## Your objective
Your output should be the listing itself, repeated exactly.

Content starts

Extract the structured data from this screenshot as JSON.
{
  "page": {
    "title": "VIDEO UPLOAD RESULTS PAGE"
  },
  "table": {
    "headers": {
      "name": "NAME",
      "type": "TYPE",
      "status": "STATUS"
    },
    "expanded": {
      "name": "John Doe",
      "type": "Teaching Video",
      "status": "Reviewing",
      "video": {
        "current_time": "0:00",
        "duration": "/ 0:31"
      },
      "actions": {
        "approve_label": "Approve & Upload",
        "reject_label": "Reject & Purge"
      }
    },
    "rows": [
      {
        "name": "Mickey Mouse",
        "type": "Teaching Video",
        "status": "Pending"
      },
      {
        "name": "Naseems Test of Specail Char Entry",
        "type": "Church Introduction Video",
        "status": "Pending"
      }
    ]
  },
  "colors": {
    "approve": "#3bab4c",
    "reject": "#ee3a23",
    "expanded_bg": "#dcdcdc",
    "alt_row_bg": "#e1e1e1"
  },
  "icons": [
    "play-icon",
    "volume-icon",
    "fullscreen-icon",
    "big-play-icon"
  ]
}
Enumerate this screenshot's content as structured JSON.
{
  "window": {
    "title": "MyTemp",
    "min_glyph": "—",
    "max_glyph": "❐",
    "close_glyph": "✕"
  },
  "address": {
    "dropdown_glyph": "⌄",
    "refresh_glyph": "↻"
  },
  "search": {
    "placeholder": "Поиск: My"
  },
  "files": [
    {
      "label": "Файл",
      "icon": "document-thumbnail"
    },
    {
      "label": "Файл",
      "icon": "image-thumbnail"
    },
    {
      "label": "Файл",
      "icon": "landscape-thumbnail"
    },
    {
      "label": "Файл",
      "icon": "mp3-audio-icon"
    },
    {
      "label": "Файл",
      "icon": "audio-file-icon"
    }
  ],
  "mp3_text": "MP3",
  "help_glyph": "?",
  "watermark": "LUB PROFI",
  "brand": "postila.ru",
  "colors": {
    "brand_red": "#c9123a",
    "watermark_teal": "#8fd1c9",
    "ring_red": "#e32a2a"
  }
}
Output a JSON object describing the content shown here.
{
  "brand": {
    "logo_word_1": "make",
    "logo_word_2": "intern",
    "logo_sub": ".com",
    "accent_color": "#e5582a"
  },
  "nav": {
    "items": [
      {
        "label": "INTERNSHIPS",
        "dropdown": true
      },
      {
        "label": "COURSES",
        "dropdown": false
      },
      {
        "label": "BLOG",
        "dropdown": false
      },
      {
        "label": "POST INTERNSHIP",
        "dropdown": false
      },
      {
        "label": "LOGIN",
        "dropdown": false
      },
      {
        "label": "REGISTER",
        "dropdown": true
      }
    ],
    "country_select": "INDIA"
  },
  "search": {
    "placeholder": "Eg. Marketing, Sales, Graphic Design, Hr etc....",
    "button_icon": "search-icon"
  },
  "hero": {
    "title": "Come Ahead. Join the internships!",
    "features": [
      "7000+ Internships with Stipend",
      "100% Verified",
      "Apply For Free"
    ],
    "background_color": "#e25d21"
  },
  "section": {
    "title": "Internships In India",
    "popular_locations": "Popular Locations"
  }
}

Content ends

## Written solution
Extract the structured data from this screenshot as JSON.
{
  "page": {
    "title": "VIDEO UPLOAD RESULTS PAGE"
  },
  "table": {
    "headers": {
      "name": "NAME",
      "type": "TYPE",
      "status": "STATUS"
    },
    "expanded": {
      "name": "John Doe",
      "type": "Teaching Video",
      "status": "Reviewing",
      "video": {
        "current_time": "0:00",
        "duration": "/ 0:31"
      },
      "actions": {
        "approve_label": "Approve & Upload",
        "reject_label": "Reject & Purge"
      }
    },
    "rows": [
      {
        "name": "Mickey Mouse",
        "type": "Teaching Video",
        "status": "Pending"
      },
      {
        "name": "Naseems Test of Specail Char Entry",
        "type": "Church Introduction Video",
        "status": "Pending"
      }
    ]
  },
  "colors": {
    "approve": "#3bab4c",
    "reject": "#ee3a23",
    "expanded_bg": "#dcdcdc",
    "alt_row_bg": "#e1e1e1"
  },
  "icons": [
    "play-icon",
    "volume-icon",
    "fullscreen-icon",
    "big-play-icon"
  ]
}
Enumerate this screenshot's content as structured JSON.
{
  "window": {
    "title": "MyTemp",
    "min_glyph": "—",
    "max_glyph": "❐",
    "close_glyph": "✕"
  },
  "address": {
    "dropdown_glyph": "⌄",
    "refresh_glyph": "↻"
  },
  "search": {
    "placeholder": "Поиск: My"
  },
  "files": [
    {
      "label": "Файл",
      "icon": "document-thumbnail"
    },
    {
      "label": "Файл",
      "icon": "image-thumbnail"
    },
    {
      "label": "Файл",
      "icon": "landscape-thumbnail"
    },
    {
      "label": "Файл",
      "icon": "mp3-audio-icon"
    },
    {
      "label": "Файл",
      "icon": "audio-file-icon"
    }
  ],
  "mp3_text": "MP3",
  "help_glyph": "?",
  "watermark": "LUB PROFI",
  "brand": "postila.ru",
  "colors": {
    "brand_red": "#c9123a",
    "watermark_teal": "#8fd1c9",
    "ring_red": "#e32a2a"
  }
}
Output a JSON object describing the content shown here.
{
  "brand": {
    "logo_word_1": "make",
    "logo_word_2": "intern",
    "logo_sub": ".com",
    "accent_color": "#e5582a"
  },
  "nav": {
    "items": [
      {
        "label": "INTERNSHIPS",
        "dropdown": true
      },
      {
        "label": "COURSES",
        "dropdown": false
      },
      {
        "label": "BLOG",
        "dropdown": false
      },
      {
        "label": "POST INTERNSHIP",
        "dropdown": false
      },
      {
        "label": "LOGIN",
        "dropdown": false
      },
      {
        "label": "REGISTER",
        "dropdown": true
      }
    ],
    "country_select": "INDIA"
  },
  "search": {
    "placeholder": "Eg. Marketing, Sales, Graphic Design, Hr etc....",
    "button_icon": "search-icon"
  },
  "hero": {
    "title": "Come Ahead. Join the internships!",
    "features": [
      "7000+ Internships with Stipend",
      "100% Verified",
      "Apply For Free"
    ],
    "background_color": "#e25d21"
  },
  "section": {
    "title": "Internships In India",
    "popular_locations": "Popular Locations"
  }
}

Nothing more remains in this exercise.